Sarah, that sounds like a cool approach! I sent you an invite.
Pamela. The controversy you are referring to were caused by a couple of Script Consultants here who thought the poster was not qualified to be a Script Consultant.
Matthew J. Kaplan Thank you for the topic suggestion! That's something that I will definitely cover if I set up a blog. In brief: I think that formatting isn't the most important thing about a screenplay. Formatting is often relatively easy to correct and polish up. There are more important things such as story, characters, structure, dialogue and pacing. That being said, large chunks of description can be off-putting. I always advise writers to cut out anything that isn't deemed important. It should be as pithy as possible and get to the point. Too much information can overwhelm. What images do you want the reader to focus on? Once you decide that you will know what to keep and what to cut. I always recommend that writers stick to approximately 4 lines per paragraph. Short and sweet is the way to go.
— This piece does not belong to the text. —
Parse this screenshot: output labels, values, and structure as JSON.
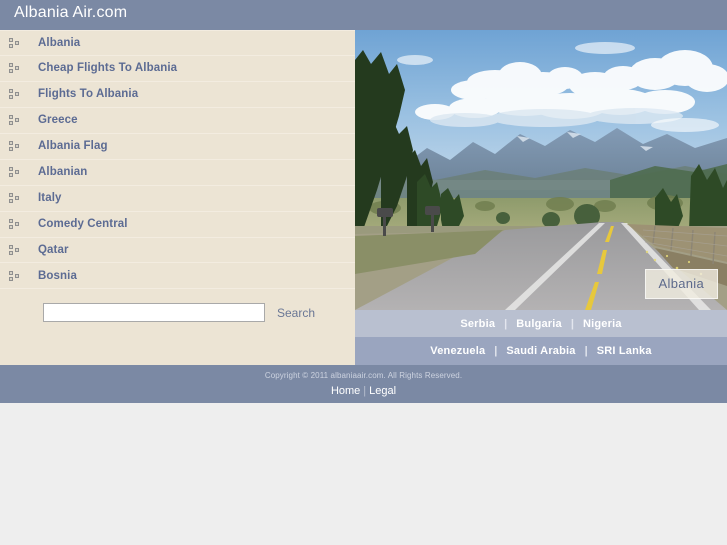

Pamela Bolinder Are there any areas within screenwriting that you are particularly interested in learning about?
Hi Wal Friman, thanks for contributing to this post. Could you please elaborate on what you mean by biggest no goes? Do you mean a list of things to avoid doing when you're writing a screenplay? I could certainly look into doing something along those lines.
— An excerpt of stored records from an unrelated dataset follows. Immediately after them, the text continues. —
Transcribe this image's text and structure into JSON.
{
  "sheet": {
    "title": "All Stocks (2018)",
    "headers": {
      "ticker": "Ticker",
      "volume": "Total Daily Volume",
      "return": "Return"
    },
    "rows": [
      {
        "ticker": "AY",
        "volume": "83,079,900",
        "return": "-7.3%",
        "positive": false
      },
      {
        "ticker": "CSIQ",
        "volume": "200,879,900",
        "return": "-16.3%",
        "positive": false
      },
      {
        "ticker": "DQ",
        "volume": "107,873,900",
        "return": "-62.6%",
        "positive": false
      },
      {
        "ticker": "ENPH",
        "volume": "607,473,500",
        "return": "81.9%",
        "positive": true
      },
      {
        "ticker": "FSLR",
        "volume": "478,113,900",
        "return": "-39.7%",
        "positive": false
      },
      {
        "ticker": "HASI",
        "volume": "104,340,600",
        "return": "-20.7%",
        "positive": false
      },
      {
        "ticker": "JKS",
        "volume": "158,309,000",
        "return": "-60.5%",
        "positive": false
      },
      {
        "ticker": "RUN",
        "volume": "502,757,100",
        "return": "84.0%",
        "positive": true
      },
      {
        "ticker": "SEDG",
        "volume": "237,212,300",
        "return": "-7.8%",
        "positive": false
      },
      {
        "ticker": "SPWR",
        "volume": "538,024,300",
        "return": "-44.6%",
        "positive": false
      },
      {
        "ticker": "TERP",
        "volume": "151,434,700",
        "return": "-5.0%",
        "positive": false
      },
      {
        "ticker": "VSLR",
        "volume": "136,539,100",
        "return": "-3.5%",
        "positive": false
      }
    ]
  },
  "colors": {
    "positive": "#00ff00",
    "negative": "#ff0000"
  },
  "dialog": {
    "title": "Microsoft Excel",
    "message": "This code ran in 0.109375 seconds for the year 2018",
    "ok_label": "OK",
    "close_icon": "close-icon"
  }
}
Rose Drabble Thanks for the great response! Yes, I agree that there are more important things than formatting, but because of that, it's rarely covered, leaving many of us scratching our heads and googling "format," with endless results. I look forward to reading the blog!
Some ideas... the biggest mistakes you see in scripts (this could be a whole series with one mistake per post). How to tell a better story visually.
Oh, and one more topic I've been thinking about - everyone seems to be obsessed with endings. I am not in any way suggesting that we shouldn't strive for satisfying endings, but sometimes it seems as though people are sitting through an hour and 50 minutes just so they can watch an ending. Whatever happened to enjoying the ride and appreciating the film in its entirety? M. Night Shyamalan has done some great things but I also think he changed how people enjoy films (for the worse). Thanks! Matt
I like all of the suggestions here including the Agony Aunt. Also, what about some idea about the process a screenplay goes through when it hits a production company or manager or agent? Is it read all the way through, is it the first 10 pages etc. What is the first bit of magic that the script reader will be drawn to when reading it. Perhaps some focus areas for us screenwriters to focus on.
Top 10 reasons why a script is optioned or sold.
Hi Rose! As you work in the UK, I’d like to know the differences between UK and US markets, if there are any, and how to find contacts in the UK to sell your script...thanks! :)
Agreed Matthew J. Kaplan! I use software such as Final Draft and Scrivener as they have templates and it makes formatting screenplays simple. If you don't have access to that kind of software I advise that you download as many screenplays as possible and look at the similarities between them. Aim for your screenplays to look as similar as some of the successful ones out there. Shooting scripts are slightly different but perhaps I can cover that in the blog as well? Hmm...
Matthew J. Kaplan Another great topic! I personally enjoy the journey and each of the twists and turning points along the way, but I suppose there are people out there that are obsessed with endings. This will be an interesting topic to cover.
Thank you for all the suggestions! Where is the best place to post a link to blog posts on Stage 32? I know that self promotion isn't allowed so wondered if I have to do this on my wall or whether it's OK to post them to the screenwriting lounge?
Rose, I'm looking forward to reading your blog - I'm not sure where to post it here, but I just followed you on social media and will look for blog updates there. All the best!